_Record extracts_.
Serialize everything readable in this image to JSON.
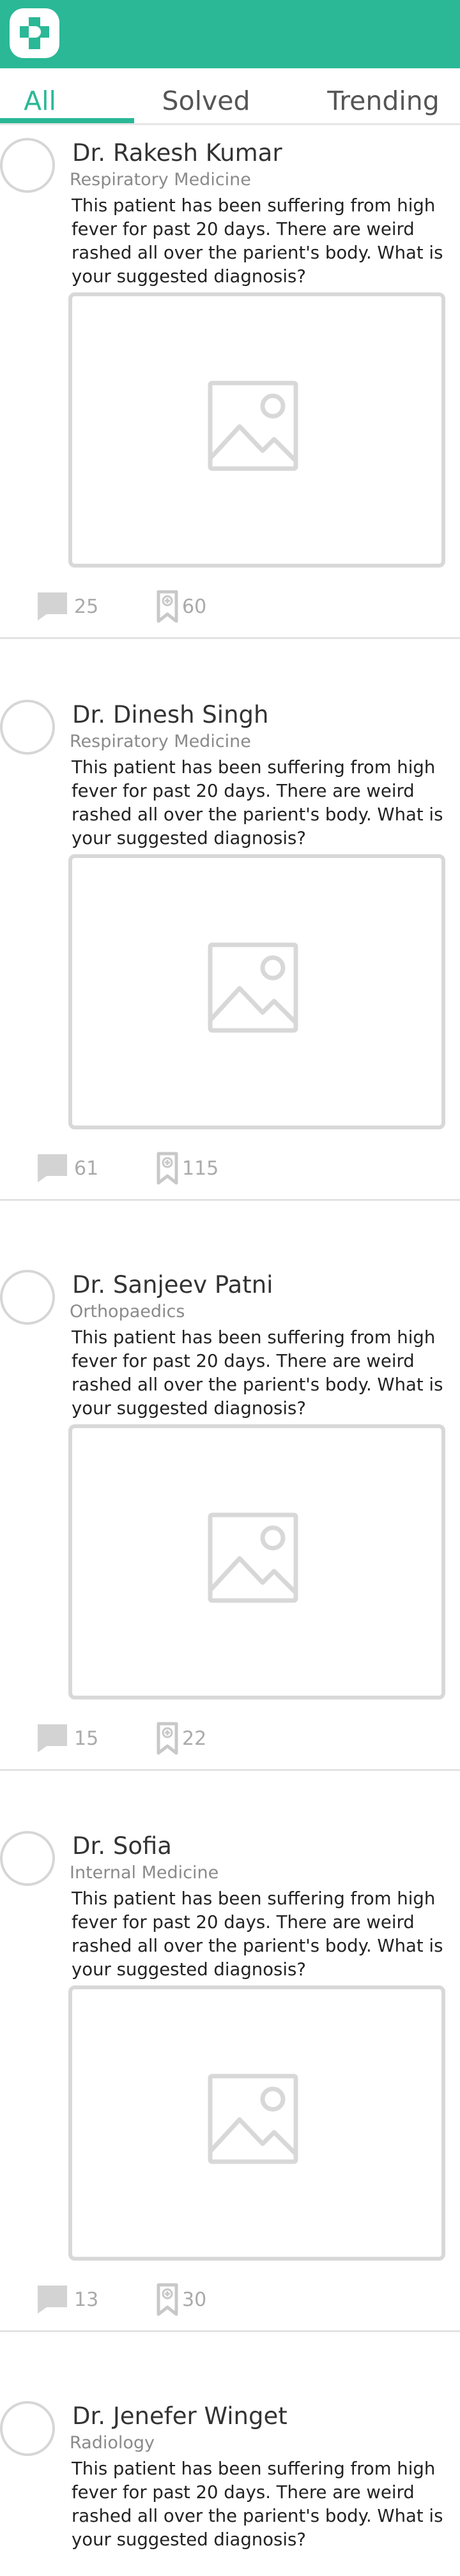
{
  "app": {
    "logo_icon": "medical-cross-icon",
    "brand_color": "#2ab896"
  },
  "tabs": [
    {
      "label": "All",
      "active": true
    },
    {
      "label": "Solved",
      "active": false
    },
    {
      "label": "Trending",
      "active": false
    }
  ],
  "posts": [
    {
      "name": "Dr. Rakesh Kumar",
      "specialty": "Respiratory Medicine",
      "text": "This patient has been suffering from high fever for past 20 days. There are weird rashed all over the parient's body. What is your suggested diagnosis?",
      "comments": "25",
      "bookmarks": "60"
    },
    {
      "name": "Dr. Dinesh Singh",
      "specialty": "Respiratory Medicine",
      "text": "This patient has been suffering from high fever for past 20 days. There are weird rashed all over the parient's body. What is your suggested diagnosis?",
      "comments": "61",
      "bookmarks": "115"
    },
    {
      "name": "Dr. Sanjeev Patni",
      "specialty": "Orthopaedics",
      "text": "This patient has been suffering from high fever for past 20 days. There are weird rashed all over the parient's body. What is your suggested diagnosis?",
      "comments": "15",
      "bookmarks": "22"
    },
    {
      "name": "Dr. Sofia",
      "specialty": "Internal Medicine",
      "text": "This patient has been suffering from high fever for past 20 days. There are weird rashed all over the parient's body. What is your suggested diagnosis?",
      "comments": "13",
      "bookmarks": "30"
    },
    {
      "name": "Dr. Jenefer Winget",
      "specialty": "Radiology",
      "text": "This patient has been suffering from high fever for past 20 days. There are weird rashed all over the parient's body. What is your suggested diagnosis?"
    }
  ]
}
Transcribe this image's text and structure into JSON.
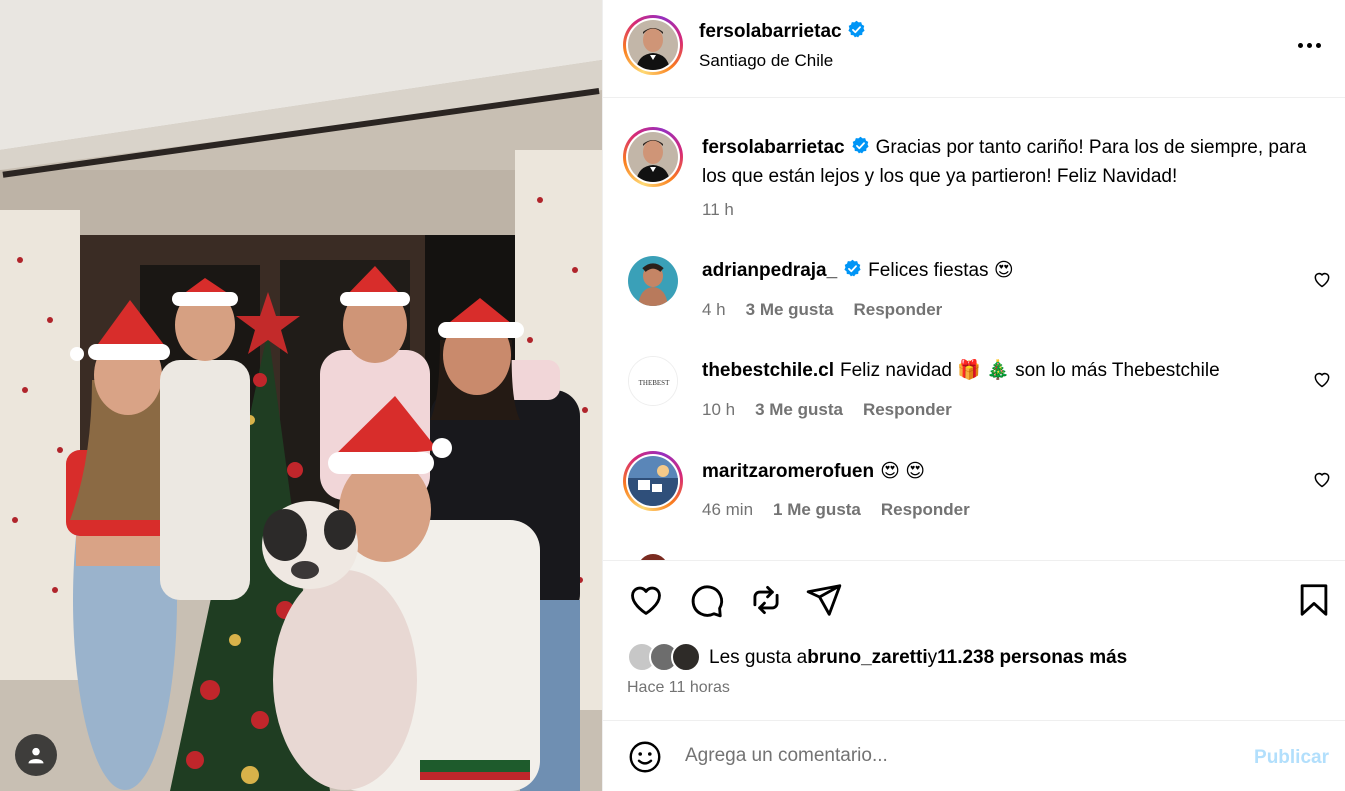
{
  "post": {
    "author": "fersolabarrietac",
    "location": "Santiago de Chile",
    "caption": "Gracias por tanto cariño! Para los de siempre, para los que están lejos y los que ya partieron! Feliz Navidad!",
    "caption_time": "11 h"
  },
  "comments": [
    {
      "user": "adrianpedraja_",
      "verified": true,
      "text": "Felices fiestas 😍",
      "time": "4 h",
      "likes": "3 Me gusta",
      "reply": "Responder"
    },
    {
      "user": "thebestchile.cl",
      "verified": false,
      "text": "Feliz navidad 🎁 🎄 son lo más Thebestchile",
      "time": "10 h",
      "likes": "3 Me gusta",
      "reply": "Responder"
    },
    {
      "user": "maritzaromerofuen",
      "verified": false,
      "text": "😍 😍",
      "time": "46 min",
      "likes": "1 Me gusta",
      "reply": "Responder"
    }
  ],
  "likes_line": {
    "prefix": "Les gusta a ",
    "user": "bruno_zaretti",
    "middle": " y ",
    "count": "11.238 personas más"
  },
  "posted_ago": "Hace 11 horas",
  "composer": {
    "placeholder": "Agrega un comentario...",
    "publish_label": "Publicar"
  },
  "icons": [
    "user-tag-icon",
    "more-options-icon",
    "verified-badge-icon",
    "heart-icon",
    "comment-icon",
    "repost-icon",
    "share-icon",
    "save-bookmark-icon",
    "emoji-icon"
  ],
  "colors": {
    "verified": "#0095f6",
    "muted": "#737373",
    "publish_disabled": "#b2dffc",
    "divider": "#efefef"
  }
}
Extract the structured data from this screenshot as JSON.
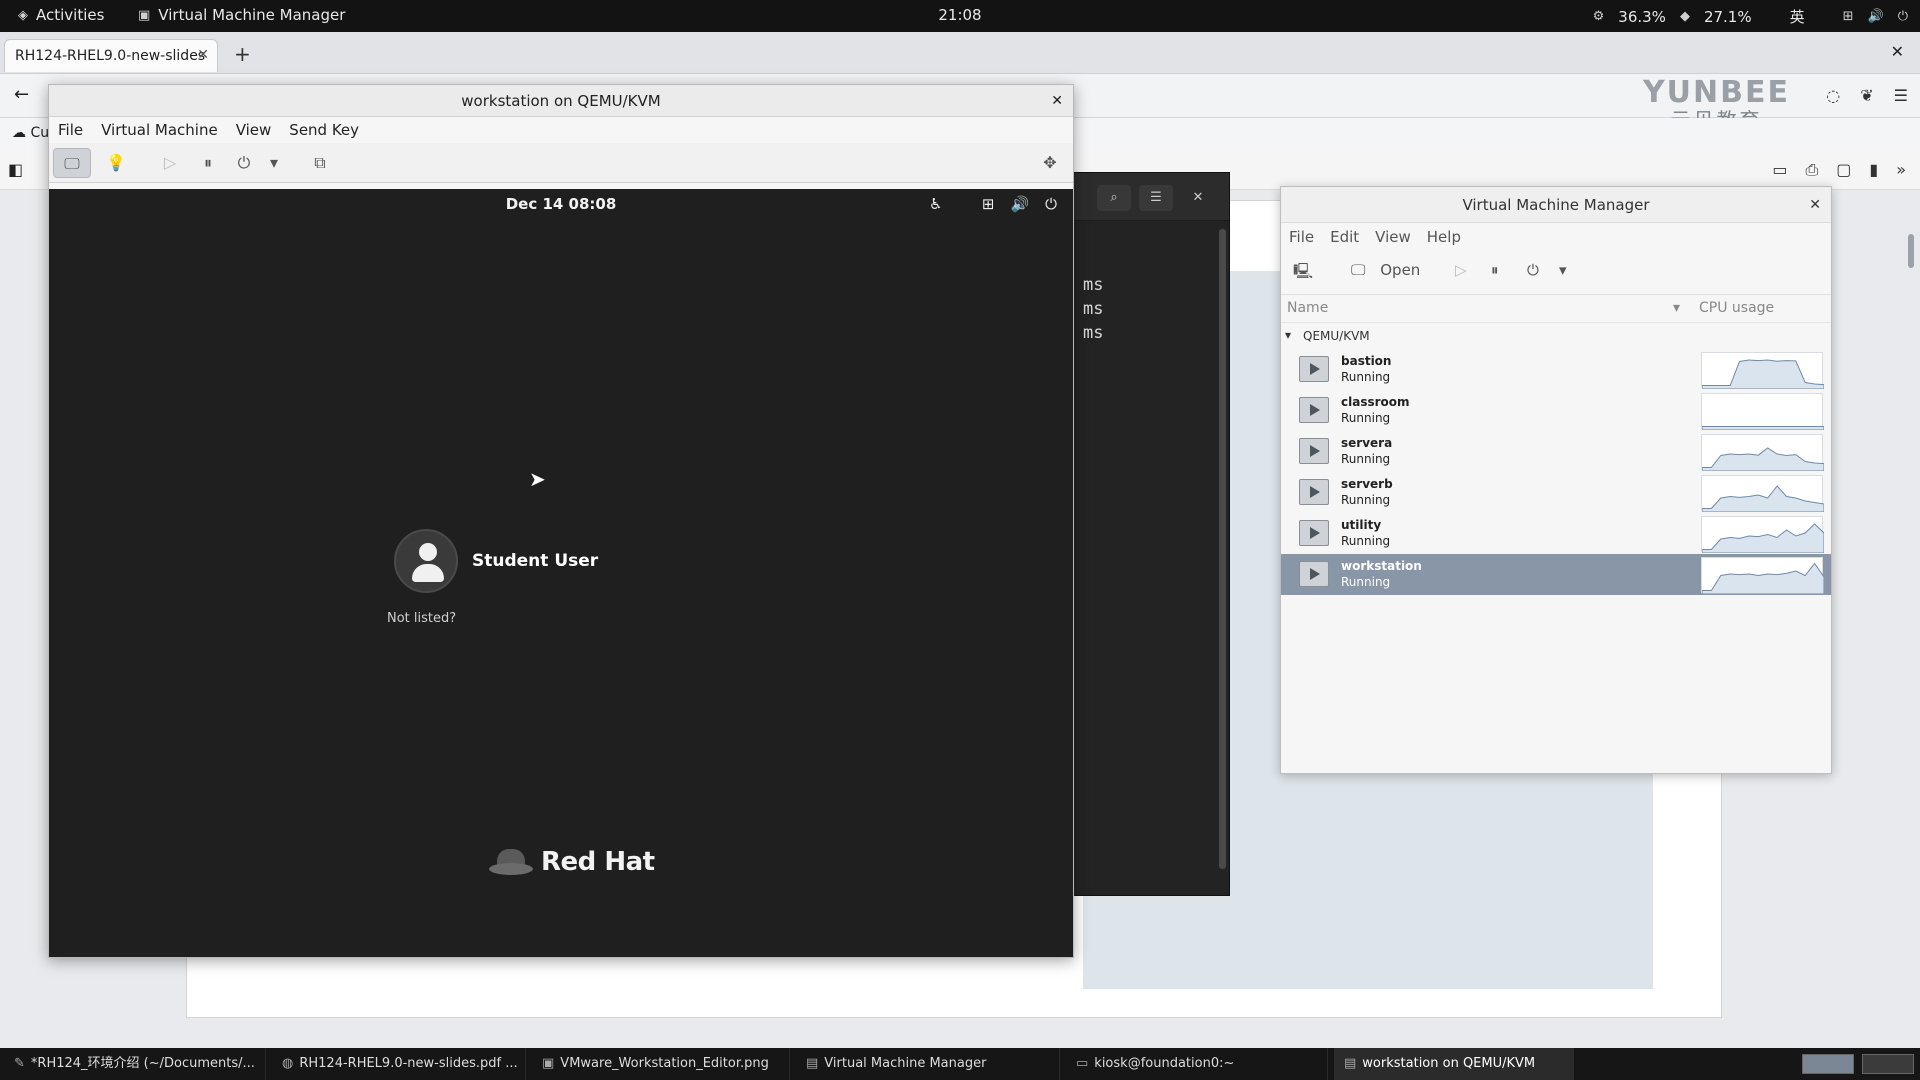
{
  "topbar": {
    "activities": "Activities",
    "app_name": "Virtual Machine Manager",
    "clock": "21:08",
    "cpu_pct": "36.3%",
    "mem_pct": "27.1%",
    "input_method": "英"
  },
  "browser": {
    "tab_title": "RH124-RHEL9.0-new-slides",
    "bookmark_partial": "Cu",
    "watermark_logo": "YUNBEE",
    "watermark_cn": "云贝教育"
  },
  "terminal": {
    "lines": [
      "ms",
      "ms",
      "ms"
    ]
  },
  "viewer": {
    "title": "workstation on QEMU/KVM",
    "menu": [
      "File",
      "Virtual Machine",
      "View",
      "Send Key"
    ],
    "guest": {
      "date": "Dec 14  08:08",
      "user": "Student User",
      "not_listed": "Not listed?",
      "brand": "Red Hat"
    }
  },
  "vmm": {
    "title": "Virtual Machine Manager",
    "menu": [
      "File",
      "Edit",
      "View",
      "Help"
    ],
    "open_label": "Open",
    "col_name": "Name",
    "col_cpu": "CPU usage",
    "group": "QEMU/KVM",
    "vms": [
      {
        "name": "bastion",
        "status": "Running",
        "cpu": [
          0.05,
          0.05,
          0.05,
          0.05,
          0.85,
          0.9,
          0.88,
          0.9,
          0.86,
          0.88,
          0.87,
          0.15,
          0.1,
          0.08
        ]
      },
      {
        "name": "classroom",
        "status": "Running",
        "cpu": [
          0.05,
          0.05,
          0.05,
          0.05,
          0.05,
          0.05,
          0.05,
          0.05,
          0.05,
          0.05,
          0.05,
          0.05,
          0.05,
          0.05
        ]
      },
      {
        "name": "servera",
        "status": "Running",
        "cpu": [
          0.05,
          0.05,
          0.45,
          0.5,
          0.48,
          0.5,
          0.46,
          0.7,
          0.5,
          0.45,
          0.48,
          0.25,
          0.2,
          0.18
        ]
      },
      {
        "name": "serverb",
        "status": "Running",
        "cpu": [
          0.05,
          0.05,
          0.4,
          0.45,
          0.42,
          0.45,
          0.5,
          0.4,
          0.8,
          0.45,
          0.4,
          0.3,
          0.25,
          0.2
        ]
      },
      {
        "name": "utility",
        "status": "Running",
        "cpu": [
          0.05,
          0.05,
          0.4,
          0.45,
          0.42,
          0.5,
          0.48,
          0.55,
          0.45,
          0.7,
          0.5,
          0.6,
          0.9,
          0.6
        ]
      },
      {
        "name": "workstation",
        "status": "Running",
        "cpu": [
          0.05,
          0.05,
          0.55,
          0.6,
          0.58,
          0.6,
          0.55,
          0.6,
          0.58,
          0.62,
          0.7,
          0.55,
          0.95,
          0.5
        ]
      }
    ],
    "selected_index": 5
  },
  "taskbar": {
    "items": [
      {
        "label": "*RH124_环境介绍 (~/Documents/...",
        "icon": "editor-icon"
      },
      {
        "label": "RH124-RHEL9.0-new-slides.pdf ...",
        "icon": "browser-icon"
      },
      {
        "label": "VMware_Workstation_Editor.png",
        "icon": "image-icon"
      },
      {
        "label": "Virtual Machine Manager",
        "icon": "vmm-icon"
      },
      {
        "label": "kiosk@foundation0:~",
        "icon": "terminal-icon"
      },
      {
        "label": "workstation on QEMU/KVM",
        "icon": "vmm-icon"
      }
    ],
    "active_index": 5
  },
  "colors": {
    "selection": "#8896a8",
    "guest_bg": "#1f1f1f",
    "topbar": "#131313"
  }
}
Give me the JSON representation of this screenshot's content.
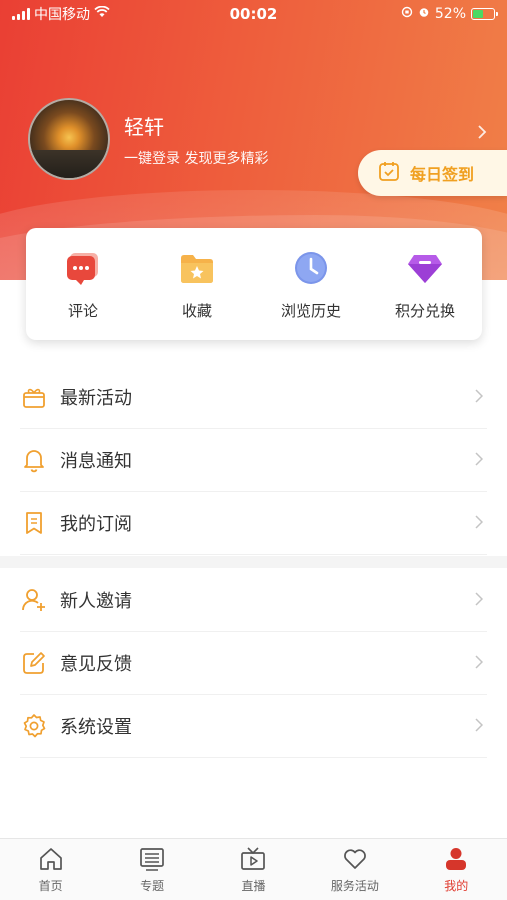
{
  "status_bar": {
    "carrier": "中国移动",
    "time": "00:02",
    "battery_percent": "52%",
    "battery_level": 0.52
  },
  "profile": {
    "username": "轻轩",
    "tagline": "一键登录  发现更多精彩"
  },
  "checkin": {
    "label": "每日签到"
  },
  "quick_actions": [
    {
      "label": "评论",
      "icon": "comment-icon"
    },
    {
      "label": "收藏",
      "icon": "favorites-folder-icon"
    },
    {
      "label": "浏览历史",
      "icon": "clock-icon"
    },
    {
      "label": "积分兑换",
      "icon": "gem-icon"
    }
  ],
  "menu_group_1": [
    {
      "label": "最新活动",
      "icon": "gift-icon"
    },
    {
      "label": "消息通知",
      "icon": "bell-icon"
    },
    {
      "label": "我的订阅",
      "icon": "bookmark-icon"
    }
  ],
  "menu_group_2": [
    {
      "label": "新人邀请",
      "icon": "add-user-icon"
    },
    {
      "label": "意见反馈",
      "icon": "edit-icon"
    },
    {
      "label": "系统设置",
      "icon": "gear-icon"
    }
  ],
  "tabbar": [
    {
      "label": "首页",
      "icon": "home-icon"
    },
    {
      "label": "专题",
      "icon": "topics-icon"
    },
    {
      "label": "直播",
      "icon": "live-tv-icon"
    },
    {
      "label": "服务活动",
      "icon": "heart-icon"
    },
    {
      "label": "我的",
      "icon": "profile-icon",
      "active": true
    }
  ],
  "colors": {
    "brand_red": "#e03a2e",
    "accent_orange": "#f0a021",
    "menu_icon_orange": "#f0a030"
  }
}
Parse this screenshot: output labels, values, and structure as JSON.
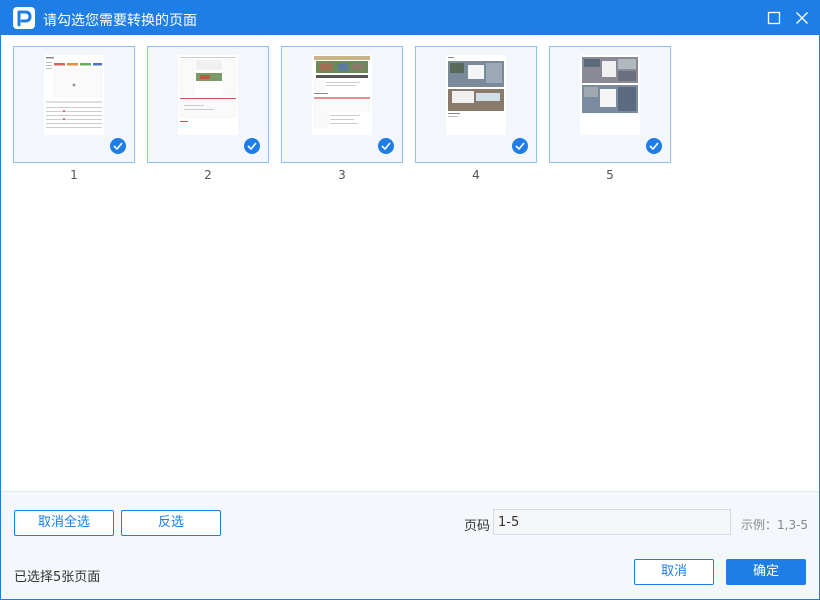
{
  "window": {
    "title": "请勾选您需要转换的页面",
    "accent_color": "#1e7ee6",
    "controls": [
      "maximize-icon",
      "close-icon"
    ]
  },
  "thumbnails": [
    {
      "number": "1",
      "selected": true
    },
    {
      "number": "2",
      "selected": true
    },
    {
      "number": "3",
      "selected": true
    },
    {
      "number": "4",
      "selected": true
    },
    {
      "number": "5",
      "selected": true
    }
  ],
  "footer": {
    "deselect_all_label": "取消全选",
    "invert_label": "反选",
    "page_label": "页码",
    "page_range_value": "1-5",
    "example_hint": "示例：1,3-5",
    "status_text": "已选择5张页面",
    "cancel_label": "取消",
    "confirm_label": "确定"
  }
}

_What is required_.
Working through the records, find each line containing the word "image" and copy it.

_Response to the exercise_.
Serialize everything readable in this image to JSON.
Transcribe this image's text and structure into JSON.
        "icon": "image-icon"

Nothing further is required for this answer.